Successful document recording requires the recording office (the clerk, recorder or register of deeds) to review, endorse, index, image, and acknowledge the submitted document. Two to three working days are commonly required to record and process a document, although some recording offices have been known to take months due to large paper backlogs. Though the actual process may vary slightly between jurisdictions, depending upon local laws and practices, a typical paper recording process for recording offices is as follows:

The Recording Office’s Process

Origami flower ballReceive and Examine the Document

At the recorder’s office, the clerk receives the document and examines it to make sure it meets all of the necessary recording criteria. If there are no problems with the document, it proceeds to the next step.

If there is a problem with the document, it is rejected. Rejected documents must be returned to the originator. When a document is delivered in person, the recorder can simply hand it back. However, if a document was delivered by mail, it has to be returned by mail or some other delivery service, which can lead to significant delays.

Calculate Fee

After the document is accepted, the clerk counts the pages and assesses the appropriate fee. Most fees are based on the type of document and number of pages. The page count can be affected by formatting, white space, signature blocks, and other variables.

The payment formula and variables are unique from county to county.

Recording offices require that payment accompany each document. This is simple when a document is presented in person. The clerk accepts the payment and gives the person a receipt. However, when the document is delivered by mail or some other service, incorrect payments may result in a rejected document and more delays.

Endorse the Document

Once the document is accepted and paid for, it is endorsed by the recorder. The endorsement generally consists of a stamp, a date and time, an entry number, an assigned book and page number (a recording convention) and the recorder’s signature and seal.

At this point, the document is considered legally recorded. However, the process is far from complete.

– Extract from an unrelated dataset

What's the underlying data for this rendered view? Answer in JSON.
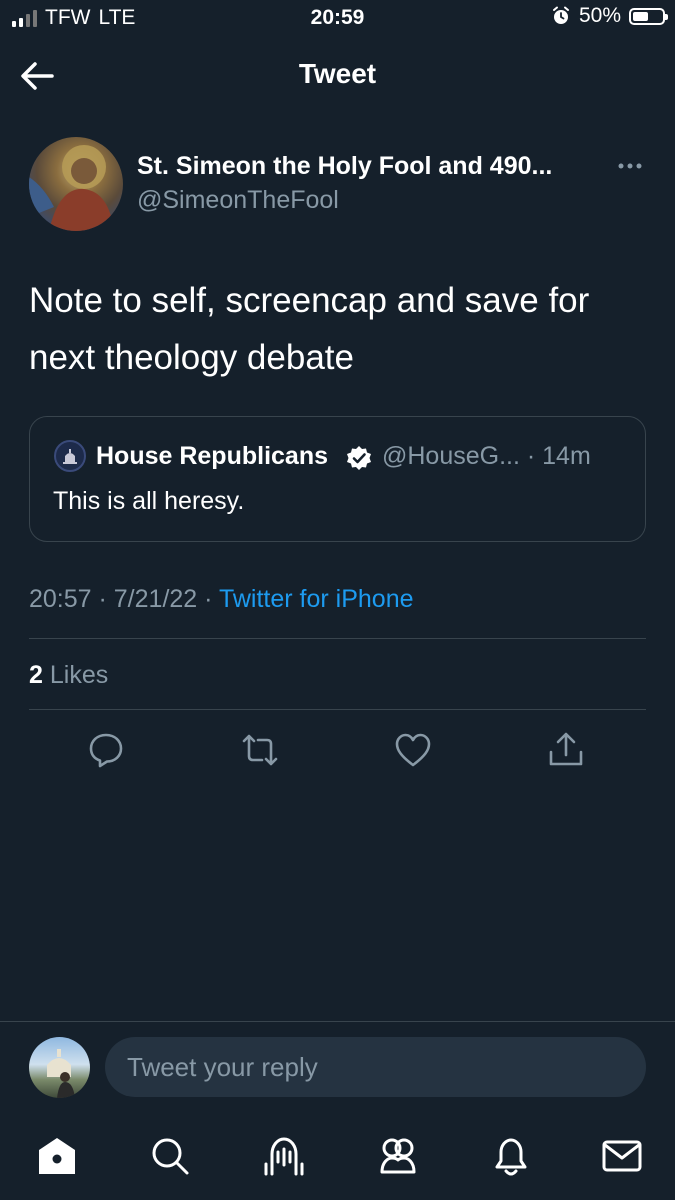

If you are presenting the document in person, the recorder’s office takes your money and the document and you go home (or back for more documents). You will eventually receive the official document, but not before the recording office has spent considerable additional time processing it.

umbrellas-smallIndex the Document

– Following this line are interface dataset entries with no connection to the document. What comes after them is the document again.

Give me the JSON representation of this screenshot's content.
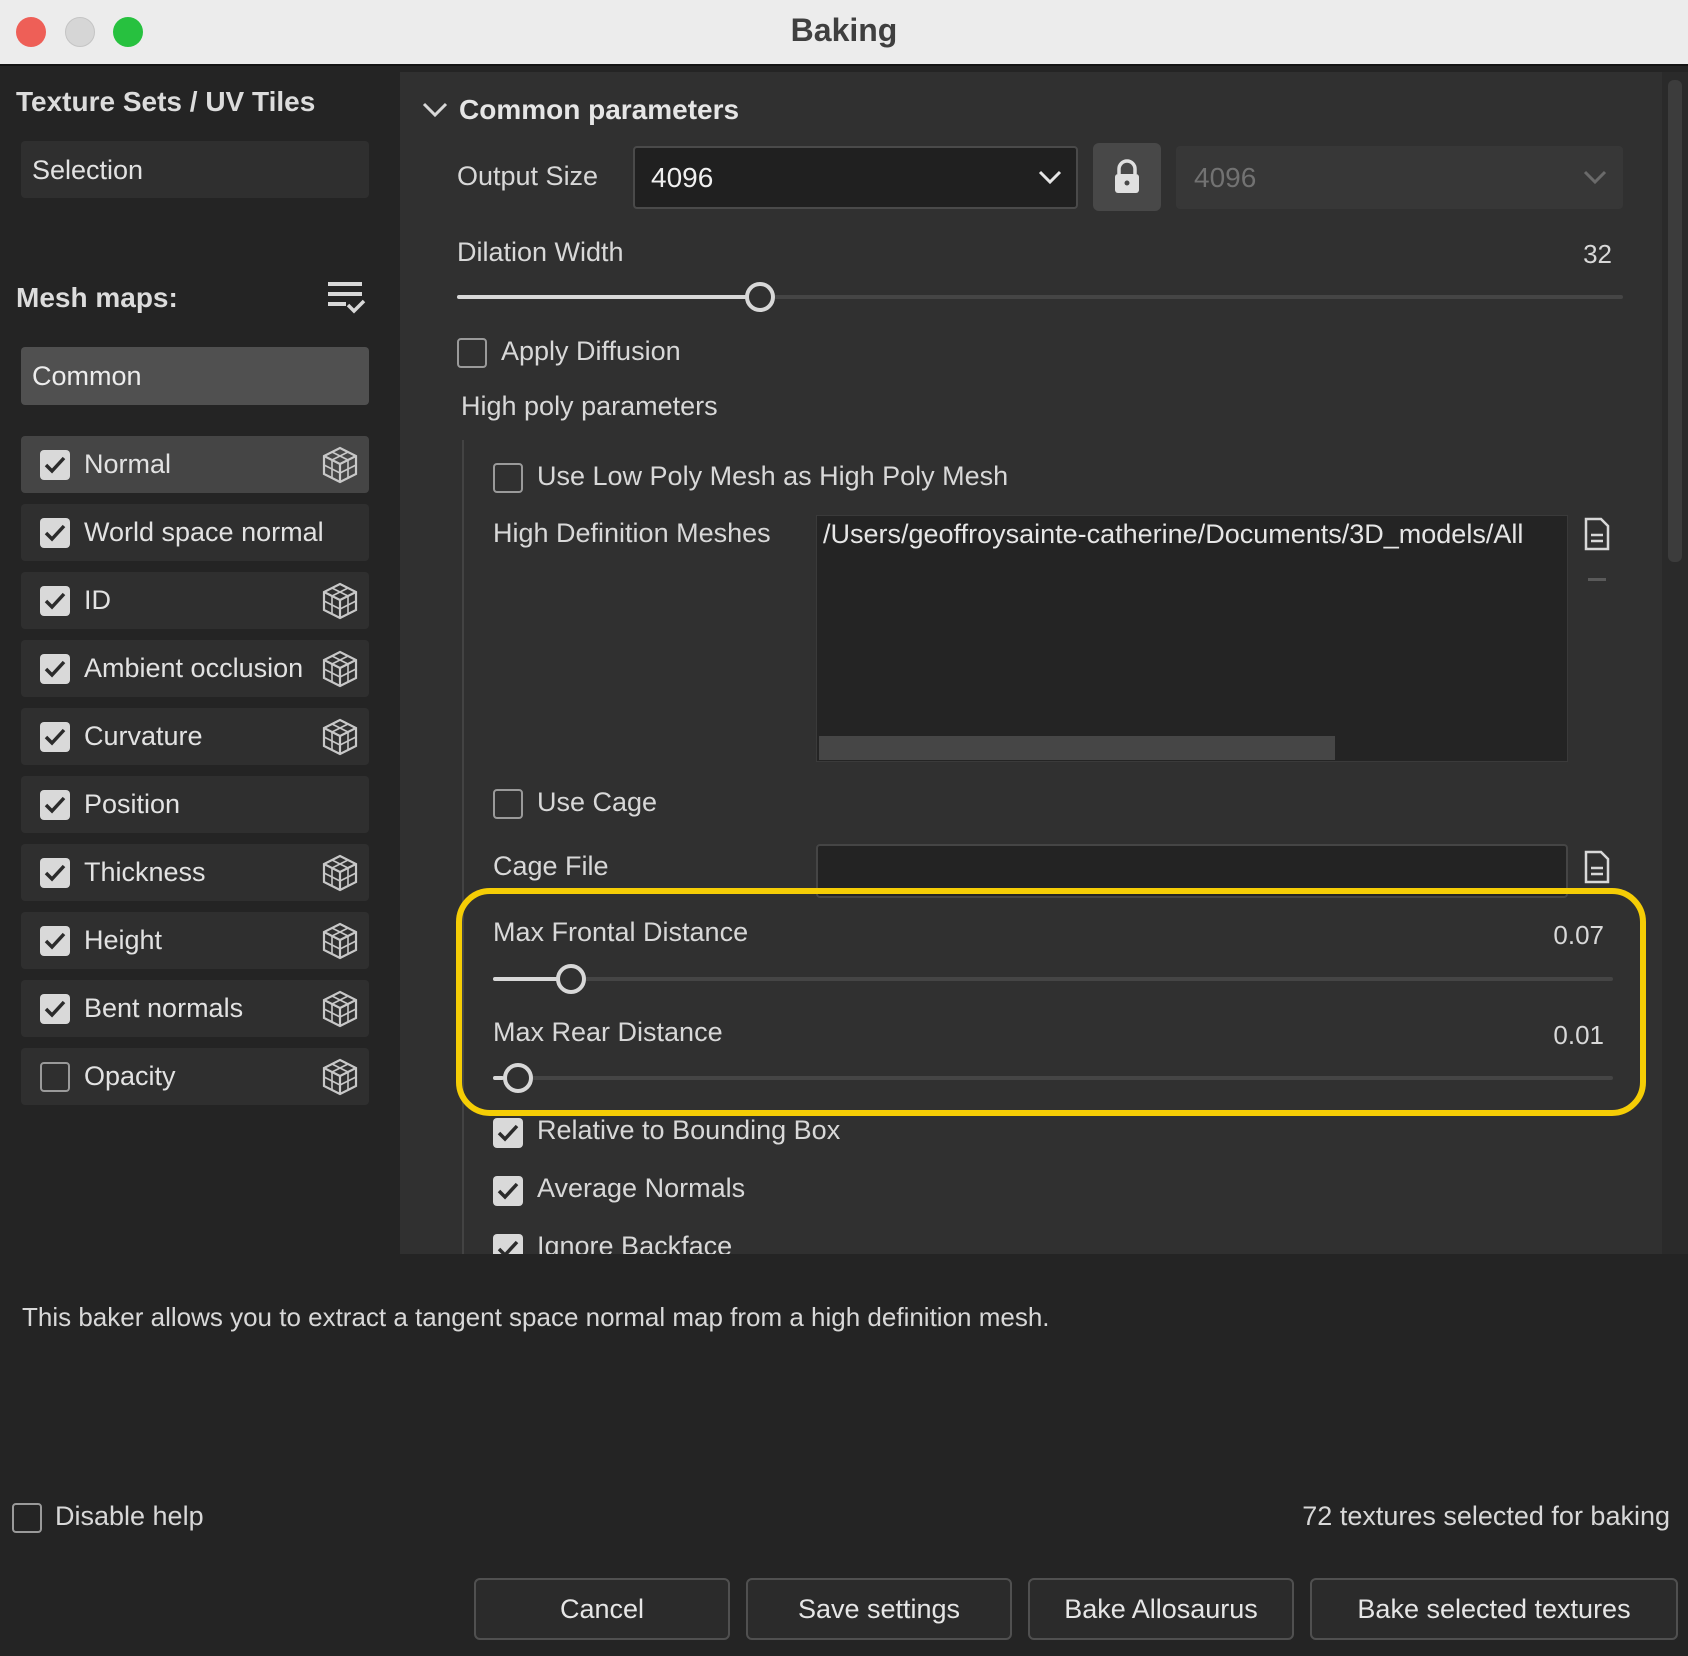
{
  "window": {
    "title": "Baking"
  },
  "left": {
    "texture_sets_title": "Texture Sets / UV Tiles",
    "selection_label": "Selection",
    "mesh_maps_title": "Mesh maps:",
    "common_label": "Common",
    "maps": [
      {
        "label": "Normal",
        "checked": true,
        "cube": true,
        "active": true
      },
      {
        "label": "World space normal",
        "checked": true,
        "cube": false
      },
      {
        "label": "ID",
        "checked": true,
        "cube": true
      },
      {
        "label": "Ambient occlusion",
        "checked": true,
        "cube": true
      },
      {
        "label": "Curvature",
        "checked": true,
        "cube": true
      },
      {
        "label": "Position",
        "checked": true,
        "cube": false
      },
      {
        "label": "Thickness",
        "checked": true,
        "cube": true
      },
      {
        "label": "Height",
        "checked": true,
        "cube": true
      },
      {
        "label": "Bent normals",
        "checked": true,
        "cube": true
      },
      {
        "label": "Opacity",
        "checked": false,
        "cube": true
      }
    ]
  },
  "main": {
    "section_title": "Common parameters",
    "output_size": {
      "label": "Output Size",
      "value": "4096",
      "linked_value": "4096"
    },
    "dilation_width": {
      "label": "Dilation Width",
      "value": "32",
      "fraction": 0.26
    },
    "apply_diffusion": {
      "label": "Apply Diffusion",
      "checked": false
    },
    "high_poly_title": "High poly parameters",
    "use_low_poly": {
      "label": "Use Low Poly Mesh as High Poly Mesh",
      "checked": false
    },
    "high_def_meshes": {
      "label": "High Definition Meshes",
      "path": "/Users/geoffroysainte-catherine/Documents/3D_models/All"
    },
    "use_cage": {
      "label": "Use Cage",
      "checked": false
    },
    "cage_file": {
      "label": "Cage File",
      "value": ""
    },
    "max_frontal": {
      "label": "Max Frontal Distance",
      "value": "0.07",
      "fraction": 0.07
    },
    "max_rear": {
      "label": "Max Rear Distance",
      "value": "0.01",
      "fraction": 0.01
    },
    "relative_bbox": {
      "label": "Relative to Bounding Box",
      "checked": true
    },
    "average_normals": {
      "label": "Average Normals",
      "checked": true
    },
    "ignore_backface": {
      "label": "Ignore Backface",
      "checked": true
    },
    "highlight_color": "#f5cd05"
  },
  "footer": {
    "help_text": "This baker allows you to extract a tangent space normal map from a high definition mesh.",
    "disable_help": "Disable help",
    "status": "72 textures selected for baking",
    "buttons": {
      "cancel": "Cancel",
      "save": "Save settings",
      "bake_allosaurus": "Bake Allosaurus",
      "bake_selected": "Bake selected textures"
    }
  }
}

After recording, the receiving clerk generally puts the document into a stack to be reviewed later. As members of the office staff review the recorded documents, they generate a document index so that others can retrieve the documents when needed. This process may be manual, with the indices kept in physical ledgers, or electronic, with the information entered into a database. If it is a busy recording office, the indexing of documents may take anywhere from days to months. Until the document is indexed and the next step is completed, the document is unavailable to other parties who may need to review it.

Image the Document

The recorder’s office keeps a duplicate of the original document in its books. Until recently, those archives were bound volumes of recorded documents. Many offices now create electronic images of original documents and file the images, not the paper. Whatever the process, each document is duplicated or scanned and copies are placed in the archives. Additional copies are distributed to other county departments such as the assessor or the platting department.

Return the Document

The recording office is now finished with the original document. A member of the office staff will generally return the original document and recording receipt to the originator (or designated receiver) via mail.

By the time the originator receives the recorded document back, days or weeks may have passed.

These potentially long document recording timeframes and the complexity of the recording process were a few of the factors that led to the promulgation and widespread adoption of electronic recording legislation, as we will review in our next chapter.

Continue to Chapter 3: Electronic Recording Legislation